§ **Assigned task**: Write out each entry below exactly; the images do not belong in your copy.

------ Input for this task

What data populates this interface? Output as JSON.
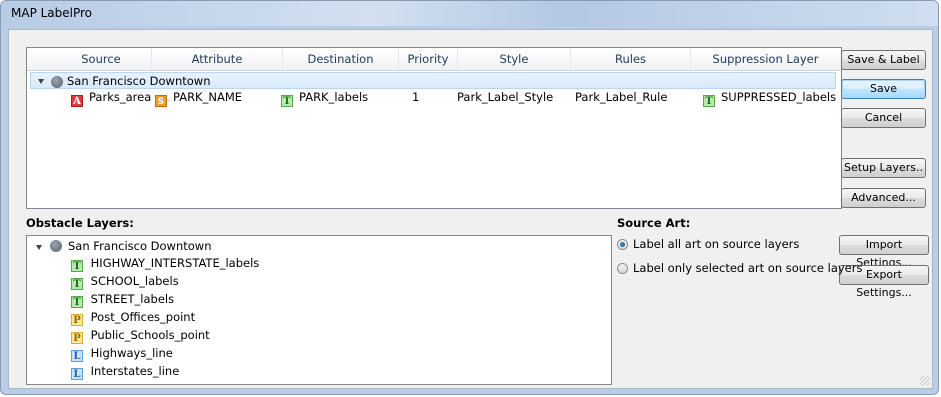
{
  "window": {
    "title": "MAP LabelPro"
  },
  "table": {
    "columns": [
      "Source",
      "Attribute",
      "Destination",
      "Priority",
      "Style",
      "Rules",
      "Suppression Layer"
    ],
    "group": {
      "name": "San Francisco Downtown"
    },
    "rows": [
      {
        "source_badge": "A",
        "source": "Parks_area",
        "attribute_badge": "S",
        "attribute": "PARK_NAME",
        "destination_badge": "T",
        "destination": "PARK_labels",
        "priority": "1",
        "style": "Park_Label_Style",
        "rules": "Park_Label_Rule",
        "suppression_badge": "T",
        "suppression": "SUPPRESSED_labels"
      }
    ]
  },
  "buttons": {
    "save_label": "Save & Label",
    "save": "Save",
    "cancel": "Cancel",
    "setup_layers": "Setup Layers..",
    "advanced": "Advanced...",
    "import_settings": "Import Settings...",
    "export_settings": "Export Settings..."
  },
  "obstacle": {
    "label": "Obstacle Layers:",
    "group": "San Francisco Downtown",
    "items": [
      {
        "badge": "T",
        "name": "HIGHWAY_INTERSTATE_labels"
      },
      {
        "badge": "T",
        "name": "SCHOOL_labels"
      },
      {
        "badge": "T",
        "name": "STREET_labels"
      },
      {
        "badge": "P",
        "name": "Post_Offices_point"
      },
      {
        "badge": "P",
        "name": "Public_Schools_point"
      },
      {
        "badge": "L",
        "name": "Highways_line"
      },
      {
        "badge": "L",
        "name": "Interstates_line"
      }
    ]
  },
  "source_art": {
    "label": "Source Art:",
    "options": [
      {
        "label": "Label all art on source layers",
        "selected": true
      },
      {
        "label": "Label only selected art on source layers",
        "selected": false
      }
    ]
  }
}
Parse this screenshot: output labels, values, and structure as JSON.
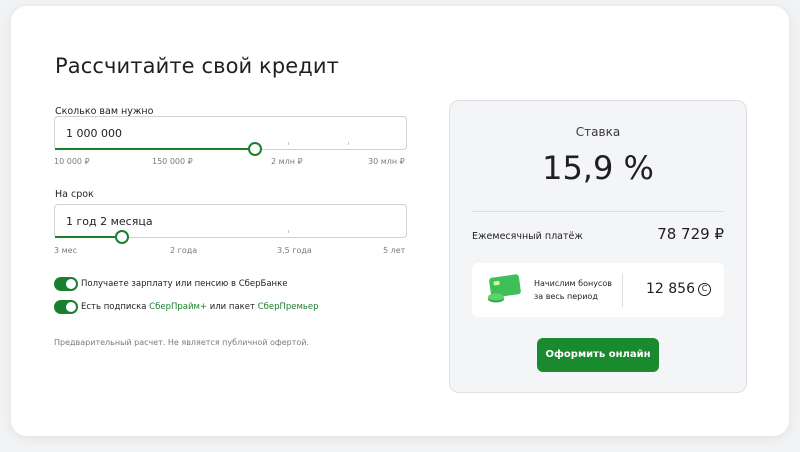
{
  "title": "Рассчитайте свой кредит",
  "amount": {
    "label": "Сколько вам нужно",
    "value": "1 000 000",
    "slider_fraction": 0.57,
    "scale": [
      "10 000 ₽",
      "150 000 ₽",
      "2 млн ₽",
      "30 млн ₽"
    ]
  },
  "term": {
    "label": "На срок",
    "value": "1 год 2 месяца",
    "slider_fraction": 0.19,
    "scale": [
      "3 мес",
      "2 года",
      "3,5 года",
      "5 лет"
    ]
  },
  "toggles": [
    {
      "text": "Получаете зарплату или пенсию в СберБанке",
      "on": true
    },
    {
      "text_before": "Есть подписка ",
      "link1": "СберПрайм+",
      "text_mid": " или пакет ",
      "link2": "СберПремьер",
      "on": true
    }
  ],
  "disclaimer": "Предварительный расчет. Не является публичной офертой.",
  "summary": {
    "rate_label": "Ставка",
    "rate_value": "15,9 %",
    "payment_label": "Ежемесячный платёж",
    "payment_value": "78 729 ₽",
    "bonus_text_line1": "Начислим бонусов",
    "bonus_text_line2": "за весь период",
    "bonus_value": "12 856",
    "bonus_icon_glyph": "С",
    "cta_label": "Оформить онлайн"
  },
  "colors": {
    "accent": "#1a7f2e",
    "button": "#1a8a2f"
  }
}
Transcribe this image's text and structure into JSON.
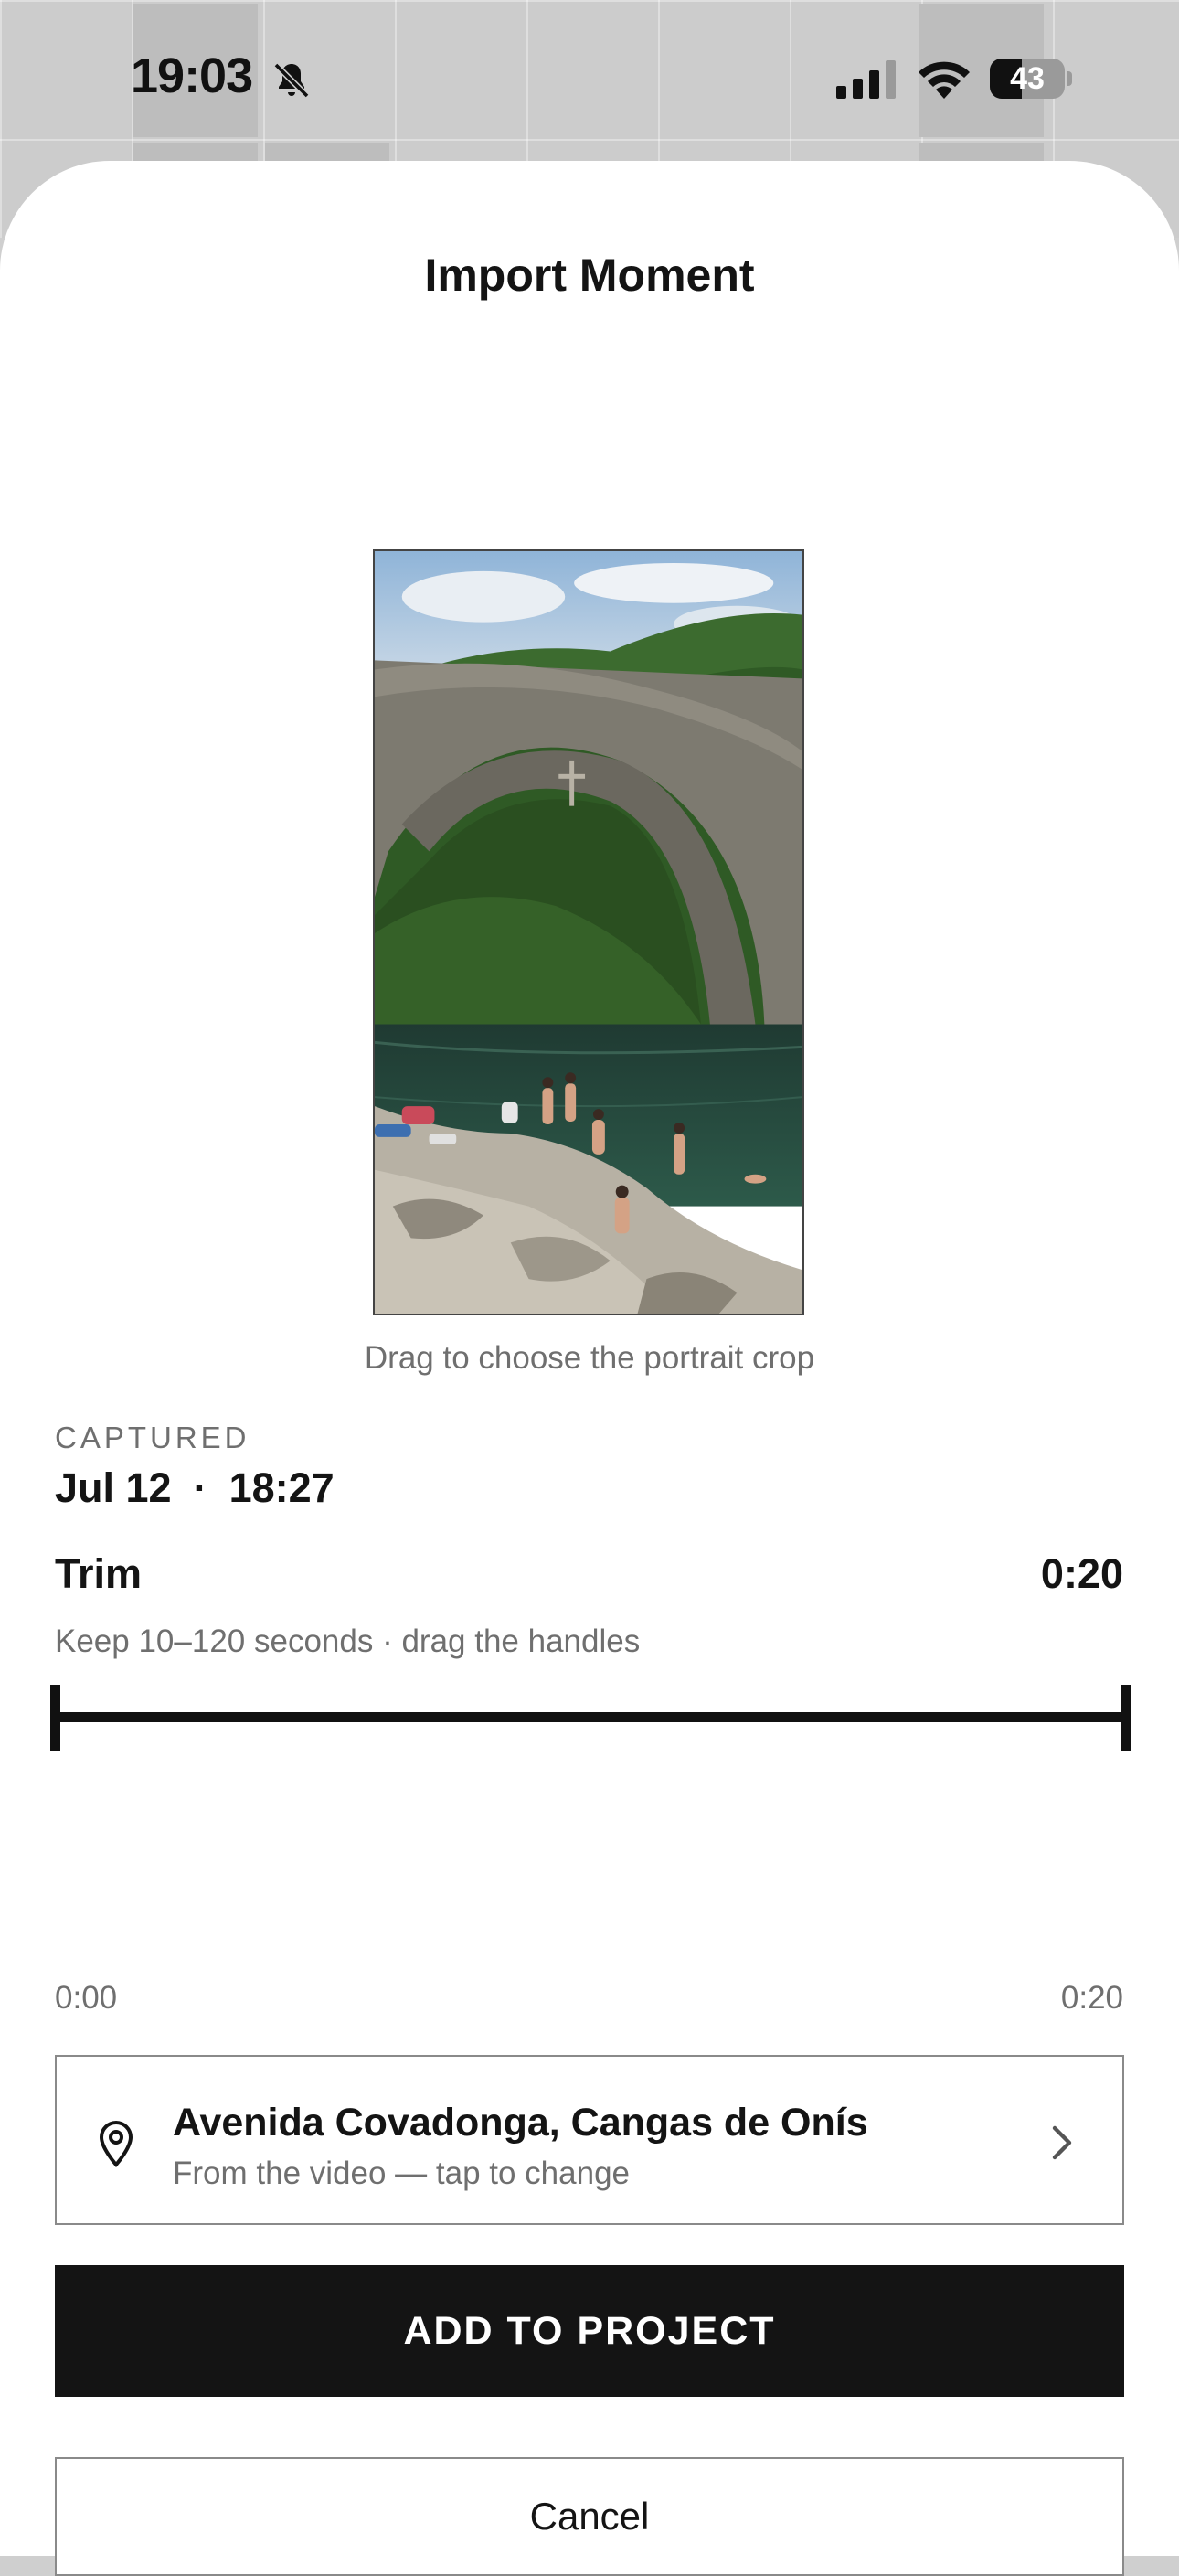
{
  "status_bar": {
    "time": "19:03",
    "battery_percent": "43",
    "battery_level": 0.43,
    "icons": [
      "bell-slash-icon",
      "cellular-signal-icon",
      "wifi-icon",
      "battery-icon"
    ]
  },
  "sheet": {
    "title": "Import Moment",
    "preview_hint": "Drag to choose the portrait crop"
  },
  "captured": {
    "label": "CAPTURED",
    "date": "Jul 12",
    "separator": "·",
    "time": "18:27"
  },
  "trim": {
    "title": "Trim",
    "duration": "0:20",
    "hint": "Keep 10–120 seconds · drag the handles",
    "start_label": "0:00",
    "end_label": "0:20",
    "start_fraction": 0,
    "end_fraction": 1
  },
  "location": {
    "title": "Avenida Covadonga, Cangas de Onís",
    "subtitle": "From the video — tap to change",
    "icon": "map-pin-icon",
    "chevron": "chevron-right-icon"
  },
  "actions": {
    "add_label": "ADD TO PROJECT",
    "cancel_label": "Cancel"
  },
  "colors": {
    "primary": "#141414",
    "muted_text": "#6f6f6f",
    "sheet_bg": "#ffffff"
  }
}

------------

§ **Exercise output**:
What data populates this interface? Output as JSON.
{
  "window": {
    "title": "MAP LabelPro"
  },
  "table": {
    "columns": [
      "Source",
      "Attribute",
      "Destination",
      "Priority",
      "Style",
      "Rules",
      "Suppression Layer"
    ],
    "group": {
      "name": "San Francisco Downtown"
    },
    "rows": [
      {
        "source_badge": "A",
        "source": "Parks_area",
        "attribute_badge": "S",
        "attribute": "PARK_NAME",
        "destination_badge": "T",
        "destination": "PARK_labels",
        "priority": "1",
        "style": "Park_Label_Style",
        "rules": "Park_Label_Rule",
        "suppression_badge": "T",
        "suppression": "SUPPRESSED_labels"
      }
    ]
  },
  "buttons": {
    "save_label": "Save & Label",
    "save": "Save",
    "cancel": "Cancel",
    "setup_layers": "Setup Layers..",
    "advanced": "Advanced...",
    "import_settings": "Import Settings...",
    "export_settings": "Export Settings..."
  },
  "obstacle": {
    "label": "Obstacle Layers:",
    "group": "San Francisco Downtown",
    "items": [
      {
        "badge": "T",
        "name": "HIGHWAY_INTERSTATE_labels"
      },
      {
        "badge": "T",
        "name": "SCHOOL_labels"
      },
      {
        "badge": "T",
        "name": "STREET_labels"
      },
      {
        "badge": "P",
        "name": "Post_Offices_point"
      },
      {
        "badge": "P",
        "name": "Public_Schools_point"
      },
      {
        "badge": "L",
        "name": "Highways_line"
      },
      {
        "badge": "L",
        "name": "Interstates_line"
      }
    ]
  },
  "source_art": {
    "label": "Source Art:",
    "options": [
      {
        "label": "Label all art on source layers",
        "selected": true
      },
      {
        "label": "Label only selected art on source layers",
        "selected": false
      }
    ]
  }
}
Parse this screenshot: output labels, values, and structure as JSON.
{
  "title": "Рассчитайте свой кредит",
  "amount": {
    "label": "Сколько вам нужно",
    "value": "1 000 000",
    "slider_fraction": 0.57,
    "scale": [
      "10 000 ₽",
      "150 000 ₽",
      "2 млн ₽",
      "30 млн ₽"
    ]
  },
  "term": {
    "label": "На срок",
    "value": "1 год 2 месяца",
    "slider_fraction": 0.19,
    "scale": [
      "3 мес",
      "2 года",
      "3,5 года",
      "5 лет"
    ]
  },
  "toggles": [
    {
      "text": "Получаете зарплату или пенсию в СберБанке",
      "on": true
    },
    {
      "text_before": "Есть подписка ",
      "link1": "СберПрайм+",
      "text_mid": " или пакет ",
      "link2": "СберПремьер",
      "on": true
    }
  ],
  "disclaimer": "Предварительный расчет. Не является публичной офертой.",
  "summary": {
    "rate_label": "Ставка",
    "rate_value": "15,9 %",
    "payment_label": "Ежемесячный платёж",
    "payment_value": "78 729 ₽",
    "bonus_text_line1": "Начислим бонусов",
    "bonus_text_line2": "за весь период",
    "bonus_value": "12 856",
    "bonus_icon_glyph": "С",
    "cta_label": "Оформить онлайн"
  },
  "colors": {
    "accent": "#1a7f2e",
    "button": "#1a8a2f"
  }
}
Transcribe this image's text and structure into JSON.
{
  "status_bar": {
    "time": "19:03",
    "battery_percent": "43",
    "battery_level": 0.43,
    "icons": [
      "bell-slash-icon",
      "cellular-signal-icon",
      "wifi-icon",
      "battery-icon"
    ]
  },
  "sheet": {
    "title": "Import Moment",
    "preview_hint": "Drag to choose the portrait crop"
  },
  "captured": {
    "label": "CAPTURED",
    "date": "Jul 12",
    "separator": "·",
    "time": "18:27"
  },
  "trim": {
    "title": "Trim",
    "duration": "0:20",
    "hint": "Keep 10–120 seconds · drag the handles",
    "start_label": "0:00",
    "end_label": "0:20",
    "start_fraction": 0,
    "end_fraction": 1
  },
  "location": {
    "title": "Avenida Covadonga, Cangas de Onís",
    "subtitle": "From the video — tap to change",
    "icon": "map-pin-icon",
    "chevron": "chevron-right-icon"
  },
  "actions": {
    "add_label": "ADD TO PROJECT",
    "cancel_label": "Cancel"
  },
  "colors": {
    "primary": "#141414",
    "muted_text": "#6f6f6f",
    "sheet_bg": "#ffffff"
  }
}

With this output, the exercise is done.